#### [Activity]
Where does the word "emoji" show up in the records? Copy every line that has it.
++++
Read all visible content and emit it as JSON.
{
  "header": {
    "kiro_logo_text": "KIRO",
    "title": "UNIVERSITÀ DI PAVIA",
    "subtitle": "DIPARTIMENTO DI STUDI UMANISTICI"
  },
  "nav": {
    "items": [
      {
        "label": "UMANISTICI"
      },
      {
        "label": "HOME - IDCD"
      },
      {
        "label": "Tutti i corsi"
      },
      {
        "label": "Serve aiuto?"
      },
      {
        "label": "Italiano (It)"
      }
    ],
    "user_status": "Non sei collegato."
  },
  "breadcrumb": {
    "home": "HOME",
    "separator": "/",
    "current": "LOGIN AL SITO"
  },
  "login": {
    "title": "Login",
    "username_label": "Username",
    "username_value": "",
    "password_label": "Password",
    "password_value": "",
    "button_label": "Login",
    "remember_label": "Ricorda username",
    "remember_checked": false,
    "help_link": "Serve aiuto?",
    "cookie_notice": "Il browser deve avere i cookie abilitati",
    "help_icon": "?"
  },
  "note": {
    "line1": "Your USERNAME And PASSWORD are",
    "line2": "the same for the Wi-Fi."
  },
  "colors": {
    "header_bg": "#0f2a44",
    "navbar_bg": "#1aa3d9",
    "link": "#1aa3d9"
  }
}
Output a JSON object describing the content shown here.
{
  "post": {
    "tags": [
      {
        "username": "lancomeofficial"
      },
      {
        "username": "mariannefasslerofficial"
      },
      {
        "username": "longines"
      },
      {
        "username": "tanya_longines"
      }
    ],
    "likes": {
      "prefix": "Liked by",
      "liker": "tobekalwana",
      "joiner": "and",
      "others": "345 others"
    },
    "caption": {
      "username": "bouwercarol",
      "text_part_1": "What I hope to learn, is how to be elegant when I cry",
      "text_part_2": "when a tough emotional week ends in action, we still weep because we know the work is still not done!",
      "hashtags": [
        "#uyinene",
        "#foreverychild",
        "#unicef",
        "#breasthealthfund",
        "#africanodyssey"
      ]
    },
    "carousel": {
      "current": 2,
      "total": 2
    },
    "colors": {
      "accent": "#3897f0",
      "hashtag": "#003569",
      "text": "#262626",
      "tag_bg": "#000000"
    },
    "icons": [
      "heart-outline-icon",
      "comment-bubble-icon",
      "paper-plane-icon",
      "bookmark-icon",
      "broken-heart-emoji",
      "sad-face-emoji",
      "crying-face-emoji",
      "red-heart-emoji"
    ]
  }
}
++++
#### [Solution to the exercise]
      "broken-heart-emoji",
      "sad-face-emoji",
      "crying-face-emoji",
      "red-heart-emoji"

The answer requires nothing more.